- THE DATA
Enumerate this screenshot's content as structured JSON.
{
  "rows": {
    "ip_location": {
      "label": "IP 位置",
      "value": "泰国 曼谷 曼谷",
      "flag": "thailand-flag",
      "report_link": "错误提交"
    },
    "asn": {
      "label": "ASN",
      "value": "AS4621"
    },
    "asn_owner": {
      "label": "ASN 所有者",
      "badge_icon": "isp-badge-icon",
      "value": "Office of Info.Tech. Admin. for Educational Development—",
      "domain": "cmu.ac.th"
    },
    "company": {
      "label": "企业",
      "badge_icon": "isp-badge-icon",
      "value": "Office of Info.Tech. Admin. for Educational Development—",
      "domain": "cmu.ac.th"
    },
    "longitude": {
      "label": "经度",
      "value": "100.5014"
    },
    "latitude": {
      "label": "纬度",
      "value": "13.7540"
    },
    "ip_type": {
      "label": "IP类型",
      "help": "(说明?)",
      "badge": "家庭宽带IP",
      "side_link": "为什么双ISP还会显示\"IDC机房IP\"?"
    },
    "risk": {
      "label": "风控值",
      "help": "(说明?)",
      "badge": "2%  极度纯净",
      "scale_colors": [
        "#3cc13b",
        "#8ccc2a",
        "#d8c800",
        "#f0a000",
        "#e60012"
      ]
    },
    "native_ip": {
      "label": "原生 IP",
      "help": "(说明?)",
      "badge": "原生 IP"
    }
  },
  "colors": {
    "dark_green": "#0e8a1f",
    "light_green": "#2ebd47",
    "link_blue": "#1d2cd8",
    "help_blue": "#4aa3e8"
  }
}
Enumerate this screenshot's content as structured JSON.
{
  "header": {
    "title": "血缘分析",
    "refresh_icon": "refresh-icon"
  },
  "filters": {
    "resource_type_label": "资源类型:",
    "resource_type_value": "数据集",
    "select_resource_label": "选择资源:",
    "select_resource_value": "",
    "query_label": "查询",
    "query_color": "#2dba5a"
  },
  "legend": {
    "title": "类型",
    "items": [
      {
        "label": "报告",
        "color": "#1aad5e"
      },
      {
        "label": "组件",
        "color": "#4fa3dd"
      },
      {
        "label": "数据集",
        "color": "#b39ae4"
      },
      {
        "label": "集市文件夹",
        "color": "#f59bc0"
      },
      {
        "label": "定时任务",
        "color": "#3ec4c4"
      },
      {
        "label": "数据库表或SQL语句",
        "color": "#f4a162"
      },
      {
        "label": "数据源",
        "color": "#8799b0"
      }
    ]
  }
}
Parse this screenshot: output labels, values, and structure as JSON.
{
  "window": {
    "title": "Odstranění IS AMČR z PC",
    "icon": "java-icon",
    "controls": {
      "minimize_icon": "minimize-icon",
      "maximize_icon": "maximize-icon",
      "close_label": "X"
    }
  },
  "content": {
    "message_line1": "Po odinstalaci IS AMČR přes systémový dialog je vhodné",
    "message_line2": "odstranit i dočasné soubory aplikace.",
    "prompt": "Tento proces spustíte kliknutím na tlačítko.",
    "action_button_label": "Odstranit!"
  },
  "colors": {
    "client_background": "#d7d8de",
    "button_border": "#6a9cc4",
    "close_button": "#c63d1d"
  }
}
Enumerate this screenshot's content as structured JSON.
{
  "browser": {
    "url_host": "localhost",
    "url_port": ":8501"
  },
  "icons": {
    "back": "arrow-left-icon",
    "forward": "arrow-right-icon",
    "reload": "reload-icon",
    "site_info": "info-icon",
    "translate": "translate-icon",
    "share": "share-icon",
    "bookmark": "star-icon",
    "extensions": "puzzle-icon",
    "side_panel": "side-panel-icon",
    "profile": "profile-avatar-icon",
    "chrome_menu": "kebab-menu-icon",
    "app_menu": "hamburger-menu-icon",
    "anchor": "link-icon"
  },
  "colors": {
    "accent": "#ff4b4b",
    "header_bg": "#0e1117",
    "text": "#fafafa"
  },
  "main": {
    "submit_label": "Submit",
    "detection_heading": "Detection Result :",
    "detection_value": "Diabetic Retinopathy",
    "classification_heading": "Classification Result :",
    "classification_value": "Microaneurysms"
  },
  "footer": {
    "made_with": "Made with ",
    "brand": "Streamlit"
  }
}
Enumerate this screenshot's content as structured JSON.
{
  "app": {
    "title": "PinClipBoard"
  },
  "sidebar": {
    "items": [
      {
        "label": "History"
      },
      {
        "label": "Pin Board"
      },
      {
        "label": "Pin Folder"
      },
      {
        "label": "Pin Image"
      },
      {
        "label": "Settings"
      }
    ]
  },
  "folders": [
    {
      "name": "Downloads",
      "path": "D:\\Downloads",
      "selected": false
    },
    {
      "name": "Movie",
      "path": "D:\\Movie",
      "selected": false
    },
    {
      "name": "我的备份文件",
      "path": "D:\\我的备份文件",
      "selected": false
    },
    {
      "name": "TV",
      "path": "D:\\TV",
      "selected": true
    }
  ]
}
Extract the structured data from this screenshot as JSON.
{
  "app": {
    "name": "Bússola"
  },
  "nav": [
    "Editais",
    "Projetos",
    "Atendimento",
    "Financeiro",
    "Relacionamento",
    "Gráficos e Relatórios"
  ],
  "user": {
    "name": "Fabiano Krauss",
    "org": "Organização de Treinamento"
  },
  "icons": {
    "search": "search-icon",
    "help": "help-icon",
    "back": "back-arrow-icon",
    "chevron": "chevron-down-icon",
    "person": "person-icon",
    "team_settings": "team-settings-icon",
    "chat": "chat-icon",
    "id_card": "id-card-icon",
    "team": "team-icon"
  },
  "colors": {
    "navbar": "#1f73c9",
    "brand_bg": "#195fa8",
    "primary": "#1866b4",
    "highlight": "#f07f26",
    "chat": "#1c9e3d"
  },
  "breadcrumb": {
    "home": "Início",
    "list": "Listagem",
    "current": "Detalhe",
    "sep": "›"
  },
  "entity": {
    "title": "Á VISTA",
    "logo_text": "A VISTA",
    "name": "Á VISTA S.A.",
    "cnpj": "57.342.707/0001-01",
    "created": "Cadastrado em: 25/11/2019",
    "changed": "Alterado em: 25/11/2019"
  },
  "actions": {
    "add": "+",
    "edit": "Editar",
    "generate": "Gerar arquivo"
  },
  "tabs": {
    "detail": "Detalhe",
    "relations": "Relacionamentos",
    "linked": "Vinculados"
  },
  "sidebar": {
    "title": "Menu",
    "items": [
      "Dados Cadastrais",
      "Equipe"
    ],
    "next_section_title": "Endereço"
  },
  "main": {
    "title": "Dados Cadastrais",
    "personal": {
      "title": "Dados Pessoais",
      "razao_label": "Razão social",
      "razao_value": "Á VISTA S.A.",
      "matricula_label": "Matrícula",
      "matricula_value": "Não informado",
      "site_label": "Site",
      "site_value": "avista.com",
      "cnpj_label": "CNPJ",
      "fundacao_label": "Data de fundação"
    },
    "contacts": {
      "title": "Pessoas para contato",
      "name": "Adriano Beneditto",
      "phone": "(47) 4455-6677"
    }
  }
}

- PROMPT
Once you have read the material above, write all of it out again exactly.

- RESPONSE
Enumerate this screenshot's content as structured JSON.
{
  "rows": {
    "ip_location": {
      "label": "IP 位置",
      "value": "泰国 曼谷 曼谷",
      "flag": "thailand-flag",
      "report_link": "错误提交"
    },
    "asn": {
      "label": "ASN",
      "value": "AS4621"
    },
    "asn_owner": {
      "label": "ASN 所有者",
      "badge_icon": "isp-badge-icon",
      "value": "Office of Info.Tech. Admin. for Educational Development—",
      "domain": "cmu.ac.th"
    },
    "company": {
      "label": "企业",
      "badge_icon": "isp-badge-icon",
      "value": "Office of Info.Tech. Admin. for Educational Development—",
      "domain": "cmu.ac.th"
    },
    "longitude": {
      "label": "经度",
      "value": "100.5014"
    },
    "latitude": {
      "label": "纬度",
      "value": "13.7540"
    },
    "ip_type": {
      "label": "IP类型",
      "help": "(说明?)",
      "badge": "家庭宽带IP",
      "side_link": "为什么双ISP还会显示\"IDC机房IP\"?"
    },
    "risk": {
      "label": "风控值",
      "help": "(说明?)",
      "badge": "2%  极度纯净",
      "scale_colors": [
        "#3cc13b",
        "#8ccc2a",
        "#d8c800",
        "#f0a000",
        "#e60012"
      ]
    },
    "native_ip": {
      "label": "原生 IP",
      "help": "(说明?)",
      "badge": "原生 IP"
    }
  },
  "colors": {
    "dark_green": "#0e8a1f",
    "light_green": "#2ebd47",
    "link_blue": "#1d2cd8",
    "help_blue": "#4aa3e8"
  }
}
Enumerate this screenshot's content as structured JSON.
{
  "header": {
    "title": "血缘分析",
    "refresh_icon": "refresh-icon"
  },
  "filters": {
    "resource_type_label": "资源类型:",
    "resource_type_value": "数据集",
    "select_resource_label": "选择资源:",
    "select_resource_value": "",
    "query_label": "查询",
    "query_color": "#2dba5a"
  },
  "legend": {
    "title": "类型",
    "items": [
      {
        "label": "报告",
        "color": "#1aad5e"
      },
      {
        "label": "组件",
        "color": "#4fa3dd"
      },
      {
        "label": "数据集",
        "color": "#b39ae4"
      },
      {
        "label": "集市文件夹",
        "color": "#f59bc0"
      },
      {
        "label": "定时任务",
        "color": "#3ec4c4"
      },
      {
        "label": "数据库表或SQL语句",
        "color": "#f4a162"
      },
      {
        "label": "数据源",
        "color": "#8799b0"
      }
    ]
  }
}
Parse this screenshot: output labels, values, and structure as JSON.
{
  "window": {
    "title": "Odstranění IS AMČR z PC",
    "icon": "java-icon",
    "controls": {
      "minimize_icon": "minimize-icon",
      "maximize_icon": "maximize-icon",
      "close_label": "X"
    }
  },
  "content": {
    "message_line1": "Po odinstalaci IS AMČR přes systémový dialog je vhodné",
    "message_line2": "odstranit i dočasné soubory aplikace.",
    "prompt": "Tento proces spustíte kliknutím na tlačítko.",
    "action_button_label": "Odstranit!"
  },
  "colors": {
    "client_background": "#d7d8de",
    "button_border": "#6a9cc4",
    "close_button": "#c63d1d"
  }
}
Enumerate this screenshot's content as structured JSON.
{
  "browser": {
    "url_host": "localhost",
    "url_port": ":8501"
  },
  "icons": {
    "back": "arrow-left-icon",
    "forward": "arrow-right-icon",
    "reload": "reload-icon",
    "site_info": "info-icon",
    "translate": "translate-icon",
    "share": "share-icon",
    "bookmark": "star-icon",
    "extensions": "puzzle-icon",
    "side_panel": "side-panel-icon",
    "profile": "profile-avatar-icon",
    "chrome_menu": "kebab-menu-icon",
    "app_menu": "hamburger-menu-icon",
    "anchor": "link-icon"
  },
  "colors": {
    "accent": "#ff4b4b",
    "header_bg": "#0e1117",
    "text": "#fafafa"
  },
  "main": {
    "submit_label": "Submit",
    "detection_heading": "Detection Result :",
    "detection_value": "Diabetic Retinopathy",
    "classification_heading": "Classification Result :",
    "classification_value": "Microaneurysms"
  },
  "footer": {
    "made_with": "Made with ",
    "brand": "Streamlit"
  }
}
Enumerate this screenshot's content as structured JSON.
{
  "app": {
    "title": "PinClipBoard"
  },
  "sidebar": {
    "items": [
      {
        "label": "History"
      },
      {
        "label": "Pin Board"
      },
      {
        "label": "Pin Folder"
      },
      {
        "label": "Pin Image"
      },
      {
        "label": "Settings"
      }
    ]
  },
  "folders": [
    {
      "name": "Downloads",
      "path": "D:\\Downloads",
      "selected": false
    },
    {
      "name": "Movie",
      "path": "D:\\Movie",
      "selected": false
    },
    {
      "name": "我的备份文件",
      "path": "D:\\我的备份文件",
      "selected": false
    },
    {
      "name": "TV",
      "path": "D:\\TV",
      "selected": true
    }
  ]
}
Extract the structured data from this screenshot as JSON.
{
  "app": {
    "name": "Bússola"
  },
  "nav": [
    "Editais",
    "Projetos",
    "Atendimento",
    "Financeiro",
    "Relacionamento",
    "Gráficos e Relatórios"
  ],
  "user": {
    "name": "Fabiano Krauss",
    "org": "Organização de Treinamento"
  },
  "icons": {
    "search": "search-icon",
    "help": "help-icon",
    "back": "back-arrow-icon",
    "chevron": "chevron-down-icon",
    "person": "person-icon",
    "team_settings": "team-settings-icon",
    "chat": "chat-icon",
    "id_card": "id-card-icon",
    "team": "team-icon"
  },
  "colors": {
    "navbar": "#1f73c9",
    "brand_bg": "#195fa8",
    "primary": "#1866b4",
    "highlight": "#f07f26",
    "chat": "#1c9e3d"
  },
  "breadcrumb": {
    "home": "Início",
    "list": "Listagem",
    "current": "Detalhe",
    "sep": "›"
  },
  "entity": {
    "title": "Á VISTA",
    "logo_text": "A VISTA",
    "name": "Á VISTA S.A.",
    "cnpj": "57.342.707/0001-01",
    "created": "Cadastrado em: 25/11/2019",
    "changed": "Alterado em: 25/11/2019"
  },
  "actions": {
    "add": "+",
    "edit": "Editar",
    "generate": "Gerar arquivo"
  },
  "tabs": {
    "detail": "Detalhe",
    "relations": "Relacionamentos",
    "linked": "Vinculados"
  },
  "sidebar": {
    "title": "Menu",
    "items": [
      "Dados Cadastrais",
      "Equipe"
    ],
    "next_section_title": "Endereço"
  },
  "main": {
    "title": "Dados Cadastrais",
    "personal": {
      "title": "Dados Pessoais",
      "razao_label": "Razão social",
      "razao_value": "Á VISTA S.A.",
      "matricula_label": "Matrícula",
      "matricula_value": "Não informado",
      "site_label": "Site",
      "site_value": "avista.com",
      "cnpj_label": "CNPJ",
      "fundacao_label": "Data de fundação"
    },
    "contacts": {
      "title": "Pessoas para contato",
      "name": "Adriano Beneditto",
      "phone": "(47) 4455-6677"
    }
  }
}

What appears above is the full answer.